Illinois casino veto good news for NWI
BY Teresa Auch Schultz email@example.com August 28, 2012 4:30PM
Updated: September 30, 2012 6:17AM
Illinois Gov. Pat Quinn’s veto of five new casinos for his state is Northwest Indiana’s gain, according to one expert.
“Indiana certainly dodged a bullet on its western border,” Ed Feigenbaum, editor of Indiana Gaming Insight, said.
Quinn’s veto on Tuesday killed state legislation that would have brought a casino to Chicago and four other areas in Illinois, including the southeast suburbs. Quinn cited concerns that the bill didn’t have enough regulations, such as ones preventing the casinos from donating to campaign funds.
Many officials in Northwest Indiana had expressed concern that a casino in Chicago, in addition to the Rivers Casino that opened in Des Plaines, Ill., a little over a year ago, would force the closure of at least one of the five casinos in the area. That in turn would hurt local governments, as they receive property taxes and revenue-sharing money from the casinos.
Matt Schuffer, senior vice president and general manager at Ameristar in East Chicago, said the casino had and would continue to pay attention to the possibility of casino expansions in Illinois.
“Whether the bill passed or not, we remain and continue to remain committed to growing our business in accordance with our core value of continous improvement,” Schuffert said.
This is the second year in a row that Illinois has tried — and failed — to create legislation allowing new casinos. Feigenbaum said the news allows Northwest Indiana’s casinos to focus on shoring up their business for the long term.
Feigenbaum said the news is especially good for Horseshoe, Ameristar and Majestic Star, because they would likely lose the most business. Horseshoe has previously reported about 90 percent of its business comes from Illinois.
That doesn’t mean the region’s casinos are out of the woods yet, though. Quinn has said he is still willing to consider casinos but with more regulations. Feigenbaum said that he expects Illinois casino supporters to make another push. Illinois State Rep. Lou Lang, D-Skokie, said Tuesday he would try for a vote this fall to override Quinn’s veto, although other politicians in Illinois said they did not expect there would be enough votes.
Feigenbaum said a successful bid will likely be scaled down from the current proposal and thus might not have such a large effect on the casinos in Lake and LaPorte counties.
“Nobody knows what’s right for Illinois and what will be the appropriate package,” he said.

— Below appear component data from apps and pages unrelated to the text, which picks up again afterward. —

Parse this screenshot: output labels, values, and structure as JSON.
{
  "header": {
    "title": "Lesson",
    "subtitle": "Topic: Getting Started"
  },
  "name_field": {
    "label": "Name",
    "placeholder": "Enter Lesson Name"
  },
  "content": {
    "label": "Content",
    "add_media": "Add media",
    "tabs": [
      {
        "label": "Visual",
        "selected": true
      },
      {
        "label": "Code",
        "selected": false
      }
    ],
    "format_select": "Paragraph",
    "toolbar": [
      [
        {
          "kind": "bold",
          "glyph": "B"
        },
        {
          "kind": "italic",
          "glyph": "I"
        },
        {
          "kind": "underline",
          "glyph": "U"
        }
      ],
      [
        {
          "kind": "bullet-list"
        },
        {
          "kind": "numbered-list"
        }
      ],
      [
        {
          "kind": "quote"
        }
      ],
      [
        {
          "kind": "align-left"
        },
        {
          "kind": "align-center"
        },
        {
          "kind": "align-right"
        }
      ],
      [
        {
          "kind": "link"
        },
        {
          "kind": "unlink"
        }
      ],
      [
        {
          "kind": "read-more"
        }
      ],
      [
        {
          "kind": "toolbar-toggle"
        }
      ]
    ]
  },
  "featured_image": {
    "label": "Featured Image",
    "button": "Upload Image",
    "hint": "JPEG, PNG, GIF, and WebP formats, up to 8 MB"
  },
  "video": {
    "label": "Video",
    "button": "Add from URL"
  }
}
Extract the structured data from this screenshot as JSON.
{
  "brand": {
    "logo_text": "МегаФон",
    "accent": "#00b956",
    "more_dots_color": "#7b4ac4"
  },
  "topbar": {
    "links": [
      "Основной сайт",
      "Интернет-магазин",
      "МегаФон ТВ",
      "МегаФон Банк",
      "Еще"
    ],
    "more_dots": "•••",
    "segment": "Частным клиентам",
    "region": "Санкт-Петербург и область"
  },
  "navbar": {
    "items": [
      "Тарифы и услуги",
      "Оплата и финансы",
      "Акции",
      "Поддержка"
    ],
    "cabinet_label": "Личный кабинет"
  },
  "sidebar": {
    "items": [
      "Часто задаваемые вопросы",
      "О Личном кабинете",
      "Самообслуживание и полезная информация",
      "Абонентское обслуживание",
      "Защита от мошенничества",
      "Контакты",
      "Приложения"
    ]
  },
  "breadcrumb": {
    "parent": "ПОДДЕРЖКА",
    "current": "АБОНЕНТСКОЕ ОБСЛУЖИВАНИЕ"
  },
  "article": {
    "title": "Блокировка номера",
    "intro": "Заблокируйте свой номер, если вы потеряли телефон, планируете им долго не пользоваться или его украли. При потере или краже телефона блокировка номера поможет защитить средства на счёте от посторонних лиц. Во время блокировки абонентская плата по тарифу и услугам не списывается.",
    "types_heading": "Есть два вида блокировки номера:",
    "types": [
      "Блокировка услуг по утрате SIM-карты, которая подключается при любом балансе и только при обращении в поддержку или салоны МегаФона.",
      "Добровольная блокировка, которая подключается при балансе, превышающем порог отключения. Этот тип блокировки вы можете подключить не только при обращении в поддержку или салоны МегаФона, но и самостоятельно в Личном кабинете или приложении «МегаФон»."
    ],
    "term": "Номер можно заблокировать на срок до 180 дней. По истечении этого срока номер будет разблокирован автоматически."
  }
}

Feigenbaum said a casino in Chicago’s Loop would likely harm Northwest Indiana much less than one in the south suburbs of the city. A downtown casino most likely would market itself primarily toward tourists and convention goers, whereas local residents probably would prefer the convenience of the suburban casinos to having to drive and park in downtown Chicago, he said.
“Illinois is so unpredictable, which is quite an advantage for Indiana,” Feigenbaum said.
Sun-Times Media contributed to this report.